Having catapulted Jackie Chan to superstardom with ‘Snake In The Eagle’s Shadow’ and ‘Drunken Master’, far-sighted producer Ng See Yuen decided to look for a fresh new face to hopefully follow a similar path. After searching for an unknown to take the lead in his new production, Yuen stumbled upon a Chinese-American named Lloyd Hutchinson who not only had a commanding physique and good martial arts ability, but could also act and had a certain screen presence which could be cultivated in future. Renaming the young actor ‘Conan Lee’ and teaming him with veteran fight-choreographer Yuen Kwai, Ng See Yuen unleashed ‘Ninja In The Dragon’s Den’ on the unsuspecting Hong Kong public. Not only did the results prove very successful in terms of worldwide box-office revenue, but they also made Conan Lee a star.

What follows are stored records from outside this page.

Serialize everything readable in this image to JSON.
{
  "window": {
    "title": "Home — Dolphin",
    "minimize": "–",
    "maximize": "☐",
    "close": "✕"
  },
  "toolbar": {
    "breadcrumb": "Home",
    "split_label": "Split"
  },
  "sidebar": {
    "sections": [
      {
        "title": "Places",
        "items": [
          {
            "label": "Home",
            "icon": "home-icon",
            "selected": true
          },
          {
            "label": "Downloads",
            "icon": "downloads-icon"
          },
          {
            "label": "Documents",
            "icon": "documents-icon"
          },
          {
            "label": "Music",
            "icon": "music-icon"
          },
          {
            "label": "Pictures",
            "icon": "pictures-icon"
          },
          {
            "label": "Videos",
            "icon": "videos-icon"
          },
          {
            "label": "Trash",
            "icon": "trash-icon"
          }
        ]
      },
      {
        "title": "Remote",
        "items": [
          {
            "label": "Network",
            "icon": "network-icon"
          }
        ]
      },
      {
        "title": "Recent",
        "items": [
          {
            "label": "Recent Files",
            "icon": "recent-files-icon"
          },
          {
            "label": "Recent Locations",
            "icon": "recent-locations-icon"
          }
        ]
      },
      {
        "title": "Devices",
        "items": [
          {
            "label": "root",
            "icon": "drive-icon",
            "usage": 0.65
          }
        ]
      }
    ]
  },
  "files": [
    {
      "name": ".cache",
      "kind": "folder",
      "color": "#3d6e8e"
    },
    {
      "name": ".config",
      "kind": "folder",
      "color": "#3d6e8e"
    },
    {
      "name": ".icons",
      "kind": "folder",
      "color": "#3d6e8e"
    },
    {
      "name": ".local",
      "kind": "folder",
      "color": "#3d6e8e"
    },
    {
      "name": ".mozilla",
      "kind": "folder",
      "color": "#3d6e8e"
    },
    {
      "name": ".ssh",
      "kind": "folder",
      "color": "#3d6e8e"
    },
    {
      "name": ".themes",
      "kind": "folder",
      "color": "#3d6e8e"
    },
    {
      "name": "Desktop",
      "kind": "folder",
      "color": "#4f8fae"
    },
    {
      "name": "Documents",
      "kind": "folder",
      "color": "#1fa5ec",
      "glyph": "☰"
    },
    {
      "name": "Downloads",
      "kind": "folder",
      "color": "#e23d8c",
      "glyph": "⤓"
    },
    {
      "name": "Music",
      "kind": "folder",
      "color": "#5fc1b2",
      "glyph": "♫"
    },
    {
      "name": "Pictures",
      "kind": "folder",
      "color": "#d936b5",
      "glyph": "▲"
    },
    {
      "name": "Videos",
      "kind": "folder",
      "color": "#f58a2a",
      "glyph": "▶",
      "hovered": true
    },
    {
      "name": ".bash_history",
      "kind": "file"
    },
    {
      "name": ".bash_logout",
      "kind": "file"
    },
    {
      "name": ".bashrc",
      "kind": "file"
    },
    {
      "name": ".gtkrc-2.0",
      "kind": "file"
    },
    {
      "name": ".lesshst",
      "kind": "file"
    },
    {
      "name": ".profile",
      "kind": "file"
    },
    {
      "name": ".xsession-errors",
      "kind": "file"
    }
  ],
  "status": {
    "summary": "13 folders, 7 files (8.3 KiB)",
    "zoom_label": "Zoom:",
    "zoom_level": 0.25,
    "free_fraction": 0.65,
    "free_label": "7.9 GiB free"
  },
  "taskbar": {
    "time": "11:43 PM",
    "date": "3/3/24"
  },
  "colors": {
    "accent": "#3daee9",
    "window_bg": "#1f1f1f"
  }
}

In a familiar narrative that is given a slightly different edge, Conan Lee plays a hot-headed young fighter who enjoys his brand of harmless buffoonery in the local town without a care in the world. This calm existence is put in danger when a mysterious assassin targets Lee’s adoptive father and will seem to stop at nothing to achieve his goal. The assassin is in fact a Japanese Ninja who is seeking revenge for his father’s death, a death a mistakenly lands on Lee’s adoptive father’s shoulders. Naturally Lee decides to use his own well-developed skills against the aggressor and, during a series of confrontations, the two are well-matched. After another misunderstanding, the two are thrown together in one final battle; an ornate fight throughout a multi-floored pagoda. As the epic encounter progresses, each of the combatants begins to learn more about the other and the truth behind the current series of events. Time to discus this in depth is quickly put to one side though when the two must team up against a formidable villain and his numerous lackies. All is resolved in the film’s blistering final reel.

As was mentioned, ‘Ninja In The Dragon’s Den’ takes a conventional storyline and gives it a slightly unusual twist. For years, Hong Kong cinema had pitted Chinese heroes against Japanese foes, but here the two races are merely enemies through a misunderstanding and the film’s finale shows the strength of their teamwork. The film will not specifically be remembered for this pleasant twist however; for a martial arts film, it must always be the action that makes or breaks the reputation of the production. Fans of well-choreographed action can rest assured that ‘Ninja In The Dragon’s Den’ is packed with a number of excellent fight scenes and gimmicky encounters. Seeing a Chinese fighter against a Japanese Ninja is something that audiences had enjoyed in Liu Chia Liang’s classic ‘Heroes Of The East’ and once again here the contrasts in styles makes for highly entertaining viewing. The film does suffer from an over-abundance of comedy even in some of the film’s serious moments, but this does not irritate to any particular extent. Instead, ‘Ninja In The Dragon’s Den’ stands out as a fully-accomplished kung-fu comedy with superb fight action. With an expected DVD release from Hong Kong Legends in the near future, this is another necessary purchase for all Hong Kong film fans.

Latest posts by Andrew Saroch (see all)